### YOUR OBJECTIVE
Write out each record again exactly as it stands.

Items from an interface collection:
■ ■ ■ ■ ■

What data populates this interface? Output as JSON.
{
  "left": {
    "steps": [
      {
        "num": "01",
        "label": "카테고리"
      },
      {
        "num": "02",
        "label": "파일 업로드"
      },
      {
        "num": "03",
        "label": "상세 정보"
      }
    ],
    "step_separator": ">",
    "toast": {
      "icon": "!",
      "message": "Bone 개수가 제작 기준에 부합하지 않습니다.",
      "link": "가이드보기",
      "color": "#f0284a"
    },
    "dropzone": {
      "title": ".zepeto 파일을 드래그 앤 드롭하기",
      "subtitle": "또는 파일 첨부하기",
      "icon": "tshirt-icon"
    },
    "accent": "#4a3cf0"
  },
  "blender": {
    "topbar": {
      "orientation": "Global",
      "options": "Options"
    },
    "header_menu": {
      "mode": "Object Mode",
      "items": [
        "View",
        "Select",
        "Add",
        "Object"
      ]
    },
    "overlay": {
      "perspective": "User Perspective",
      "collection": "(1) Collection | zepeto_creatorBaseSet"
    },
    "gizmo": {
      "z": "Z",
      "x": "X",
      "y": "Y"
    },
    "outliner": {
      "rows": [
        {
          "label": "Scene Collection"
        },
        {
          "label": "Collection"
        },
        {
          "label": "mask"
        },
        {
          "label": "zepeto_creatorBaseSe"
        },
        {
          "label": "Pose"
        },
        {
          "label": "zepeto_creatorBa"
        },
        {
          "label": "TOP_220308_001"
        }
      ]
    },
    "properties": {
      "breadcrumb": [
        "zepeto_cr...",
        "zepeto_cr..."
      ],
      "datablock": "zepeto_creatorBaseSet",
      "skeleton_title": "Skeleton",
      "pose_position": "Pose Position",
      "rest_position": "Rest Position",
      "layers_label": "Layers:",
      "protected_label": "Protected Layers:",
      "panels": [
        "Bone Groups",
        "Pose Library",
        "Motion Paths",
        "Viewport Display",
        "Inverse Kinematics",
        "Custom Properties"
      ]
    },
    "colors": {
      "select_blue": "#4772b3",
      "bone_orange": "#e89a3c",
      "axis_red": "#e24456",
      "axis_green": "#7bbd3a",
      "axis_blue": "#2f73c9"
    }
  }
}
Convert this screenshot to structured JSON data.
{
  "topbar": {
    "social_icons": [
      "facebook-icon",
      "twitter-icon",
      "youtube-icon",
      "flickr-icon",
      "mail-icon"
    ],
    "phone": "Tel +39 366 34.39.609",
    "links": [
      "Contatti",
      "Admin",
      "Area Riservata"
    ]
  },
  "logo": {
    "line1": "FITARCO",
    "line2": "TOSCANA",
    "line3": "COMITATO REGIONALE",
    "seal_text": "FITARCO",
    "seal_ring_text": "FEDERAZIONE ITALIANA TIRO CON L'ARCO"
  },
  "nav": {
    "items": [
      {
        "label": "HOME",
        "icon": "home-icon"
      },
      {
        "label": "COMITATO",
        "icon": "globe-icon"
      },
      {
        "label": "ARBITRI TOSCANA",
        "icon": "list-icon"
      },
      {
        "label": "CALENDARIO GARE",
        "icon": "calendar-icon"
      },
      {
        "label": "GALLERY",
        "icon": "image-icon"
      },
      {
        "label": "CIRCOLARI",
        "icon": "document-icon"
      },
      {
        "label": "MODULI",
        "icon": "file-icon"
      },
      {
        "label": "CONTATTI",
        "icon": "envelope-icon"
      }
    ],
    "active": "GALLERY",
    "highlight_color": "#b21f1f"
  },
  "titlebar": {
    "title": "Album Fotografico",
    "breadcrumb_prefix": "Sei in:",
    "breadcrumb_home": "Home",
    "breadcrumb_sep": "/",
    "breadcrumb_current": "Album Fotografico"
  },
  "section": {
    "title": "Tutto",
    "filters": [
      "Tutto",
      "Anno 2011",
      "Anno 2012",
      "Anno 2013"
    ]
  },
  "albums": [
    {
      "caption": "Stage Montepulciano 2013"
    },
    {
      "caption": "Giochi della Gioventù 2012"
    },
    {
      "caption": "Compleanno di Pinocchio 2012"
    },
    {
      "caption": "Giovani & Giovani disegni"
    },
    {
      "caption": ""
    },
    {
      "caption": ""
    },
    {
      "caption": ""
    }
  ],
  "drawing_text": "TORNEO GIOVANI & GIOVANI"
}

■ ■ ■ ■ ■

### OUTPUT BELOW
What data populates this interface? Output as JSON.
{
  "left": {
    "steps": [
      {
        "num": "01",
        "label": "카테고리"
      },
      {
        "num": "02",
        "label": "파일 업로드"
      },
      {
        "num": "03",
        "label": "상세 정보"
      }
    ],
    "step_separator": ">",
    "toast": {
      "icon": "!",
      "message": "Bone 개수가 제작 기준에 부합하지 않습니다.",
      "link": "가이드보기",
      "color": "#f0284a"
    },
    "dropzone": {
      "title": ".zepeto 파일을 드래그 앤 드롭하기",
      "subtitle": "또는 파일 첨부하기",
      "icon": "tshirt-icon"
    },
    "accent": "#4a3cf0"
  },
  "blender": {
    "topbar": {
      "orientation": "Global",
      "options": "Options"
    },
    "header_menu": {
      "mode": "Object Mode",
      "items": [
        "View",
        "Select",
        "Add",
        "Object"
      ]
    },
    "overlay": {
      "perspective": "User Perspective",
      "collection": "(1) Collection | zepeto_creatorBaseSet"
    },
    "gizmo": {
      "z": "Z",
      "x": "X",
      "y": "Y"
    },
    "outliner": {
      "rows": [
        {
          "label": "Scene Collection"
        },
        {
          "label": "Collection"
        },
        {
          "label": "mask"
        },
        {
          "label": "zepeto_creatorBaseSe"
        },
        {
          "label": "Pose"
        },
        {
          "label": "zepeto_creatorBa"
        },
        {
          "label": "TOP_220308_001"
        }
      ]
    },
    "properties": {
      "breadcrumb": [
        "zepeto_cr...",
        "zepeto_cr..."
      ],
      "datablock": "zepeto_creatorBaseSet",
      "skeleton_title": "Skeleton",
      "pose_position": "Pose Position",
      "rest_position": "Rest Position",
      "layers_label": "Layers:",
      "protected_label": "Protected Layers:",
      "panels": [
        "Bone Groups",
        "Pose Library",
        "Motion Paths",
        "Viewport Display",
        "Inverse Kinematics",
        "Custom Properties"
      ]
    },
    "colors": {
      "select_blue": "#4772b3",
      "bone_orange": "#e89a3c",
      "axis_red": "#e24456",
      "axis_green": "#7bbd3a",
      "axis_blue": "#2f73c9"
    }
  }
}
Convert this screenshot to structured JSON data.
{
  "topbar": {
    "social_icons": [
      "facebook-icon",
      "twitter-icon",
      "youtube-icon",
      "flickr-icon",
      "mail-icon"
    ],
    "phone": "Tel +39 366 34.39.609",
    "links": [
      "Contatti",
      "Admin",
      "Area Riservata"
    ]
  },
  "logo": {
    "line1": "FITARCO",
    "line2": "TOSCANA",
    "line3": "COMITATO REGIONALE",
    "seal_text": "FITARCO",
    "seal_ring_text": "FEDERAZIONE ITALIANA TIRO CON L'ARCO"
  },
  "nav": {
    "items": [
      {
        "label": "HOME",
        "icon": "home-icon"
      },
      {
        "label": "COMITATO",
        "icon": "globe-icon"
      },
      {
        "label": "ARBITRI TOSCANA",
        "icon": "list-icon"
      },
      {
        "label": "CALENDARIO GARE",
        "icon": "calendar-icon"
      },
      {
        "label": "GALLERY",
        "icon": "image-icon"
      },
      {
        "label": "CIRCOLARI",
        "icon": "document-icon"
      },
      {
        "label": "MODULI",
        "icon": "file-icon"
      },
      {
        "label": "CONTATTI",
        "icon": "envelope-icon"
      }
    ],
    "active": "GALLERY",
    "highlight_color": "#b21f1f"
  },
  "titlebar": {
    "title": "Album Fotografico",
    "breadcrumb_prefix": "Sei in:",
    "breadcrumb_home": "Home",
    "breadcrumb_sep": "/",
    "breadcrumb_current": "Album Fotografico"
  },
  "section": {
    "title": "Tutto",
    "filters": [
      "Tutto",
      "Anno 2011",
      "Anno 2012",
      "Anno 2013"
    ]
  },
  "albums": [
    {
      "caption": "Stage Montepulciano 2013"
    },
    {
      "caption": "Giochi della Gioventù 2012"
    },
    {
      "caption": "Compleanno di Pinocchio 2012"
    },
    {
      "caption": "Giovani & Giovani disegni"
    },
    {
      "caption": ""
    },
    {
      "caption": ""
    },
    {
      "caption": ""
    }
  ],
  "drawing_text": "TORNEO GIOVANI & GIOVANI"
}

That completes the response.